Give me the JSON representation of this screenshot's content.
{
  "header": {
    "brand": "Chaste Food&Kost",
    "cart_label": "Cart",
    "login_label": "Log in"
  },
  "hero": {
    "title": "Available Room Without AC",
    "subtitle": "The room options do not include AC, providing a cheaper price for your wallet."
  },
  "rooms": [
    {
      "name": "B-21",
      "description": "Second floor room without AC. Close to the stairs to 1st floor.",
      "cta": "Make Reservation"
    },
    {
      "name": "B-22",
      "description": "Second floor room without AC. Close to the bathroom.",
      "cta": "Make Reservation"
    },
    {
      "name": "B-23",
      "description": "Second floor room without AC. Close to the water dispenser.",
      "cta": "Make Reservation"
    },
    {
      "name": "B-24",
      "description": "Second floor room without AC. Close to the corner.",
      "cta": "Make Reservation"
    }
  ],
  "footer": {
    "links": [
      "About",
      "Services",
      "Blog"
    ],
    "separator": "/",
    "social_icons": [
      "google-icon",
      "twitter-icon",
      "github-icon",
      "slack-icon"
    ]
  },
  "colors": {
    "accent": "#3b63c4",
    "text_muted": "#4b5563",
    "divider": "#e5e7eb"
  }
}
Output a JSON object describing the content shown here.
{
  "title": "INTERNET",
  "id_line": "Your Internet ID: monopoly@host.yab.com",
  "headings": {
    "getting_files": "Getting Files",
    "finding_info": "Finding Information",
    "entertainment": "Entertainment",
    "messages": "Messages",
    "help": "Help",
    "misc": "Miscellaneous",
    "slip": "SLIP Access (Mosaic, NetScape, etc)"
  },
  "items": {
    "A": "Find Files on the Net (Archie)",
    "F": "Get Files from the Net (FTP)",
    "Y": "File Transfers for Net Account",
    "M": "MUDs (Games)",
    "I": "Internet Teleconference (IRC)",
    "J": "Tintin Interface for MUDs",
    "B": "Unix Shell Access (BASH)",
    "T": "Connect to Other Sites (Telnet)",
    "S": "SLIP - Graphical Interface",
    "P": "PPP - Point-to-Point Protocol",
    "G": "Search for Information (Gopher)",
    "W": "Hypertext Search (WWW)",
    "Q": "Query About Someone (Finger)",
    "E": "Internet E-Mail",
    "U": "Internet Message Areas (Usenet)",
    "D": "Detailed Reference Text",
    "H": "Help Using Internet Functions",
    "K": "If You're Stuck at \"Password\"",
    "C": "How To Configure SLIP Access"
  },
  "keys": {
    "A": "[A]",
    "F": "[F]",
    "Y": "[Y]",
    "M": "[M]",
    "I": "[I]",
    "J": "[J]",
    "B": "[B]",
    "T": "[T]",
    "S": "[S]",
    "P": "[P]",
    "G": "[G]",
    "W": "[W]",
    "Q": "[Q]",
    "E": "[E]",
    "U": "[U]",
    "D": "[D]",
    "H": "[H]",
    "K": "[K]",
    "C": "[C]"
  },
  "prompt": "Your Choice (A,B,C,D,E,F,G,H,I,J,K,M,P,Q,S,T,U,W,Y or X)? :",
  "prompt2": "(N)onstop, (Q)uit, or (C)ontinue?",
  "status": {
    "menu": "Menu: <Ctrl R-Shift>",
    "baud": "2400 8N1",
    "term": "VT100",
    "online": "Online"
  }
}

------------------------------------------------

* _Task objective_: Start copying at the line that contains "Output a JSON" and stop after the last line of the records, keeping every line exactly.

* _The answer_:
Output a JSON object describing the content shown here.
{
  "title": "INTERNET",
  "id_line": "Your Internet ID: monopoly@host.yab.com",
  "headings": {
    "getting_files": "Getting Files",
    "finding_info": "Finding Information",
    "entertainment": "Entertainment",
    "messages": "Messages",
    "help": "Help",
    "misc": "Miscellaneous",
    "slip": "SLIP Access (Mosaic, NetScape, etc)"
  },
  "items": {
    "A": "Find Files on the Net (Archie)",
    "F": "Get Files from the Net (FTP)",
    "Y": "File Transfers for Net Account",
    "M": "MUDs (Games)",
    "I": "Internet Teleconference (IRC)",
    "J": "Tintin Interface for MUDs",
    "B": "Unix Shell Access (BASH)",
    "T": "Connect to Other Sites (Telnet)",
    "S": "SLIP - Graphical Interface",
    "P": "PPP - Point-to-Point Protocol",
    "G": "Search for Information (Gopher)",
    "W": "Hypertext Search (WWW)",
    "Q": "Query About Someone (Finger)",
    "E": "Internet E-Mail",
    "U": "Internet Message Areas (Usenet)",
    "D": "Detailed Reference Text",
    "H": "Help Using Internet Functions",
    "K": "If You're Stuck at \"Password\"",
    "C": "How To Configure SLIP Access"
  },
  "keys": {
    "A": "[A]",
    "F": "[F]",
    "Y": "[Y]",
    "M": "[M]",
    "I": "[I]",
    "J": "[J]",
    "B": "[B]",
    "T": "[T]",
    "S": "[S]",
    "P": "[P]",
    "G": "[G]",
    "W": "[W]",
    "Q": "[Q]",
    "E": "[E]",
    "U": "[U]",
    "D": "[D]",
    "H": "[H]",
    "K": "[K]",
    "C": "[C]"
  },
  "prompt": "Your Choice (A,B,C,D,E,F,G,H,I,J,K,M,P,Q,S,T,U,W,Y or X)? :",
  "prompt2": "(N)onstop, (Q)uit, or (C)ontinue?",
  "status": {
    "menu": "Menu: <Ctrl R-Shift>",
    "baud": "2400 8N1",
    "term": "VT100",
    "online": "Online"
  }
}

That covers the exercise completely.